### [Work item]
Gather every line of the entries that includes the word "labels".
------------
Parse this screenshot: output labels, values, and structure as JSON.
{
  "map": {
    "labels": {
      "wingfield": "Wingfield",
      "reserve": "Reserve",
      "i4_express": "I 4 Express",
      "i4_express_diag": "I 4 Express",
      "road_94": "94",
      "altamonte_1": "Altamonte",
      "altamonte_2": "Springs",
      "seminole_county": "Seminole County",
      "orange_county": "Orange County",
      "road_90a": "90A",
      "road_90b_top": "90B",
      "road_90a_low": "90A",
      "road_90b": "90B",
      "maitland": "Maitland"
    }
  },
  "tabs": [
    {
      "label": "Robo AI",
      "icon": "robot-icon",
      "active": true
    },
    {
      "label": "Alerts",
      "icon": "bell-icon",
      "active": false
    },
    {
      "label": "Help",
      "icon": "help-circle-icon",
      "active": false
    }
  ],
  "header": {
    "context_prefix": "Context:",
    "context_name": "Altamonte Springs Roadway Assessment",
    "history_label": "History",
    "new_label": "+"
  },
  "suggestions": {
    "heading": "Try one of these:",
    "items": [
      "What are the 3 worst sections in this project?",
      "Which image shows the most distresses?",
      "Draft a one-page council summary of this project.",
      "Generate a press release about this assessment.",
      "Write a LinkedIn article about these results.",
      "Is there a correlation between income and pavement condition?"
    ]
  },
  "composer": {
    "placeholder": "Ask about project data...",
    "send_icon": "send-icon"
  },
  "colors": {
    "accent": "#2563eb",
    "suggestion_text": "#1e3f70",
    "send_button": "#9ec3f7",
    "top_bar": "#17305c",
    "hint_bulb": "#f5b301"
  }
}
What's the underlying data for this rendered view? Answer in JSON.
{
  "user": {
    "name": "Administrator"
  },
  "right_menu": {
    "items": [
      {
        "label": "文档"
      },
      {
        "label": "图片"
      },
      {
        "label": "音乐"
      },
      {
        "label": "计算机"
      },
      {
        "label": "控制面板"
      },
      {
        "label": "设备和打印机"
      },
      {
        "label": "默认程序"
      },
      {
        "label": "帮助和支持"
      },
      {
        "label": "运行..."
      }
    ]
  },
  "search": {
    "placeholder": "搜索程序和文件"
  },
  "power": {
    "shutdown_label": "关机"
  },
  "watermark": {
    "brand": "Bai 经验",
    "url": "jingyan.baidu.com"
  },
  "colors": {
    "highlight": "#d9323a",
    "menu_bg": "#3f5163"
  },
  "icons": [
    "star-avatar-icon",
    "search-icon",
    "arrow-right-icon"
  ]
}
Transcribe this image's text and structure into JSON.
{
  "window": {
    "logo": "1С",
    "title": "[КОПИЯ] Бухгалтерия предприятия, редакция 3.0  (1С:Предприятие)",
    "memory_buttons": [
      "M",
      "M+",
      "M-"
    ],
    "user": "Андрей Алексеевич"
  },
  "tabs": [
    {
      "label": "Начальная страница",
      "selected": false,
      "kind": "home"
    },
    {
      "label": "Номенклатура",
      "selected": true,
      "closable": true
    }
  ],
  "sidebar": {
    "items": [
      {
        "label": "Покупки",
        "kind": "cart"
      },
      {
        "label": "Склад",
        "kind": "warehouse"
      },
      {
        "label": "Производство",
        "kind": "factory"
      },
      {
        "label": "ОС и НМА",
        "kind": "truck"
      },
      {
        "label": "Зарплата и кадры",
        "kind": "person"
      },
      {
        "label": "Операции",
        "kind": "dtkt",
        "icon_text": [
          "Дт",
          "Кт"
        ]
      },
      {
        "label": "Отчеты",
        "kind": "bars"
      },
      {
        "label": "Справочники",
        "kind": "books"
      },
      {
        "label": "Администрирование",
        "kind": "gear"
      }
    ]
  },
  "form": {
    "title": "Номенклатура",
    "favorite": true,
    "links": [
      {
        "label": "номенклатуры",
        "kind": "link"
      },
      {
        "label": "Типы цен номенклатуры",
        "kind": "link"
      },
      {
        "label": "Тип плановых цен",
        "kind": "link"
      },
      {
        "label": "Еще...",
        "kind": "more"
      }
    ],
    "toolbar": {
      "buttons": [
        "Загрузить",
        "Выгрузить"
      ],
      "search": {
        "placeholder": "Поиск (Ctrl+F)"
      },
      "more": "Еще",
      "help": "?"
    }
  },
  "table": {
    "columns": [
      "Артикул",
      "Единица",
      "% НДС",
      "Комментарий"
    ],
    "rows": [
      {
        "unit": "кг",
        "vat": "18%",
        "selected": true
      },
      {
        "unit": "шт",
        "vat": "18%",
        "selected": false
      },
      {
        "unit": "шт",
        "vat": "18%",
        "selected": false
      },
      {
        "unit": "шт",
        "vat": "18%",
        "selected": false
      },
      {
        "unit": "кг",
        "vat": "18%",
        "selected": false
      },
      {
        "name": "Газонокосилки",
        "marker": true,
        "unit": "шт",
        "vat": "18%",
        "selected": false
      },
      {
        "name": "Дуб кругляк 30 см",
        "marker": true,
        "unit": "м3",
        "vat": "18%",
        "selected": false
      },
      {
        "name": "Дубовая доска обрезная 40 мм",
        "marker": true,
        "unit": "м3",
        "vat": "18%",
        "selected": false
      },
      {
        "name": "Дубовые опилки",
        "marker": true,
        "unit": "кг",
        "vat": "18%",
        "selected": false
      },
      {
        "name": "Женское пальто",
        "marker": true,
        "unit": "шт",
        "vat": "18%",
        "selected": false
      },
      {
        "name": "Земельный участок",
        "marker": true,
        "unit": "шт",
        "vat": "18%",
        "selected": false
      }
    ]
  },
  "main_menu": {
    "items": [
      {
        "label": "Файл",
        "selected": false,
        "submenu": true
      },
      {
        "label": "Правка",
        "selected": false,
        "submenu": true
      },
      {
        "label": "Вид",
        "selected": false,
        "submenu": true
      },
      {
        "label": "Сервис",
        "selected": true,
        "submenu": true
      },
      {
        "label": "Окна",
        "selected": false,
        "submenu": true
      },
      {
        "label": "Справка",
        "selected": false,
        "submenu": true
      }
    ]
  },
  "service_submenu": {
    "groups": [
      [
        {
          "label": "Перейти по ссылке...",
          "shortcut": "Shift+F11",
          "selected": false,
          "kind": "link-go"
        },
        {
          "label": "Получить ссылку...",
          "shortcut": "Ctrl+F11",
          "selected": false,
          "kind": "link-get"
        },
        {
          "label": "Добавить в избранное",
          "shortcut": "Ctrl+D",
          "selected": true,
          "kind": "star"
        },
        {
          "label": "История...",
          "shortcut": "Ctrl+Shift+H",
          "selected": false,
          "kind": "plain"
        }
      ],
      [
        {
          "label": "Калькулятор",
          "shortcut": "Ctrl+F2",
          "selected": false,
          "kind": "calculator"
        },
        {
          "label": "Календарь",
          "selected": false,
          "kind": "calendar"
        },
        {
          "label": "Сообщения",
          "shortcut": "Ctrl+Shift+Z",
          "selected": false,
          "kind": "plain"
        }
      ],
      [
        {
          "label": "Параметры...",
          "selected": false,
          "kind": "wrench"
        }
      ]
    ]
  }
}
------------
### [Final answer]
Parse this screenshot: output labels, values, and structure as JSON.
    "labels": {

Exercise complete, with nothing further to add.